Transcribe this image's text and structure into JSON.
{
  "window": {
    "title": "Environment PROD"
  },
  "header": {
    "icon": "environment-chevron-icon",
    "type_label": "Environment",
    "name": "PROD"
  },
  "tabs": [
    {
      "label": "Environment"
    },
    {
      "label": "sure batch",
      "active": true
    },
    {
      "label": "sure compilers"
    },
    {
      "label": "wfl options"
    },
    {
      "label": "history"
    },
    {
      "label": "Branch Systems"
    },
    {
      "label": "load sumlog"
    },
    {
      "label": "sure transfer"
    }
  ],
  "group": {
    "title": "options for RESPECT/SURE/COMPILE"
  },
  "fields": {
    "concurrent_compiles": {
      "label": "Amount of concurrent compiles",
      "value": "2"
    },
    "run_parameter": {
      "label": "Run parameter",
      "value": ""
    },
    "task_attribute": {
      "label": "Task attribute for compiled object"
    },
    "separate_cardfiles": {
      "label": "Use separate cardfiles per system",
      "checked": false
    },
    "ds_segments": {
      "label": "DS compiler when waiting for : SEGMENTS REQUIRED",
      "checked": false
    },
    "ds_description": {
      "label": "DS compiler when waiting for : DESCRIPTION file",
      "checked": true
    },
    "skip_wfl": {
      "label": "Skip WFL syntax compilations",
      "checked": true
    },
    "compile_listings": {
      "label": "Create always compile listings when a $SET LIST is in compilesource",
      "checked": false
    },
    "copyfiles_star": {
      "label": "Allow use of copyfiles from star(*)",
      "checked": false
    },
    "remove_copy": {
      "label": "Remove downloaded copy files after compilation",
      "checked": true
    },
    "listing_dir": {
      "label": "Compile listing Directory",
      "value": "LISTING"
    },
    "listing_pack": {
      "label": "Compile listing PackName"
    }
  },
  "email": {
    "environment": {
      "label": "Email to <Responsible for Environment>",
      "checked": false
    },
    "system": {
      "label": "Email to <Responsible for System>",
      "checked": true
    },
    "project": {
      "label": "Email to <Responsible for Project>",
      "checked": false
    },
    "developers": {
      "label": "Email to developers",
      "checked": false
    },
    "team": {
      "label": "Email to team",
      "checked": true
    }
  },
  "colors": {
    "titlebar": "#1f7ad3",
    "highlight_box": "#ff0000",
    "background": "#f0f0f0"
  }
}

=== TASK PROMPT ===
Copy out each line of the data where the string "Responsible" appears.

=== ANSWER SECTION ===
      "label": "Email to <Responsible for Environment>",
      "label": "Email to <Responsible for System>",
      "label": "Email to <Responsible for Project>",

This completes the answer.